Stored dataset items
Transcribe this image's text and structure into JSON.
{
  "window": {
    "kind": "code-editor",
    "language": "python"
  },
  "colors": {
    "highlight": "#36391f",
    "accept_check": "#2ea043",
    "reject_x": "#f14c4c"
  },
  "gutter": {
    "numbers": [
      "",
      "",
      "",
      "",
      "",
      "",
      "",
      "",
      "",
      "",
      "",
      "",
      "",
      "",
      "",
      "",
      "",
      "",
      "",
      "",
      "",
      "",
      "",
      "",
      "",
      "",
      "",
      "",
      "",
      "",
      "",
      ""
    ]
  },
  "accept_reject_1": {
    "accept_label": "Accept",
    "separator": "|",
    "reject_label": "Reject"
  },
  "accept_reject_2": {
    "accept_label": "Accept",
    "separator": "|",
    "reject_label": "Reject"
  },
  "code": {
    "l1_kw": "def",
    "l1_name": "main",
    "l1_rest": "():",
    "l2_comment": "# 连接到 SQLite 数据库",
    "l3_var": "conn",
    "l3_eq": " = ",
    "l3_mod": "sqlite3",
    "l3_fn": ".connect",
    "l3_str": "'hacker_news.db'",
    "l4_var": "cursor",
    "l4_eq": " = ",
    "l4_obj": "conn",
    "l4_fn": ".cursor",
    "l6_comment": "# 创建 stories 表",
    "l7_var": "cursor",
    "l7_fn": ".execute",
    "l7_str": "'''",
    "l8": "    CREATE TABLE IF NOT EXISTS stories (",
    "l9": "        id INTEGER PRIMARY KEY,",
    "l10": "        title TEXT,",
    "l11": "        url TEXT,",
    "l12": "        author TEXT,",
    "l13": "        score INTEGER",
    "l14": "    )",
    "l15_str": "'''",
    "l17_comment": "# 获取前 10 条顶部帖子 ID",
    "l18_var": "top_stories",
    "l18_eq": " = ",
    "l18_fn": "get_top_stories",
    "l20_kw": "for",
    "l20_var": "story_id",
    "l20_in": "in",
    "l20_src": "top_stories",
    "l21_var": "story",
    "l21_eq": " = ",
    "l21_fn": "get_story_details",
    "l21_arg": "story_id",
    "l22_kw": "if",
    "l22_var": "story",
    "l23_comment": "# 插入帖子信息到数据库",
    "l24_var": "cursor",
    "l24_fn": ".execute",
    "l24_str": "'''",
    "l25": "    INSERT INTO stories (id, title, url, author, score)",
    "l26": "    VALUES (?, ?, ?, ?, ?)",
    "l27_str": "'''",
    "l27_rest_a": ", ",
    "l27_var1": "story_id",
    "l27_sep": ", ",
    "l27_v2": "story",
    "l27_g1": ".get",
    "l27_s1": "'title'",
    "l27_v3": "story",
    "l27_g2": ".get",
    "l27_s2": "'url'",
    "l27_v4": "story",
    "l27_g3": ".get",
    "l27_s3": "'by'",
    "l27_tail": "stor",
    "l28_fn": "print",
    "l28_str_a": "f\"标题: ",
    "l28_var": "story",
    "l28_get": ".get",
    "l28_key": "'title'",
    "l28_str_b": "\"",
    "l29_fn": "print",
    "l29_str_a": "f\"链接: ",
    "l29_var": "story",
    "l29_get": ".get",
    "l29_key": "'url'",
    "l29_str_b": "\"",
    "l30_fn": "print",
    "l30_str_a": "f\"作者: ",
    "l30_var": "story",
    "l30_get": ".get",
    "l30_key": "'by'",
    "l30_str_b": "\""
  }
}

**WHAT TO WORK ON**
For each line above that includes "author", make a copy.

**EXERCISE RESULT**
    "l12": "        author TEXT,",
    "l25": "    INSERT INTO stories (id, title, url, author, score)",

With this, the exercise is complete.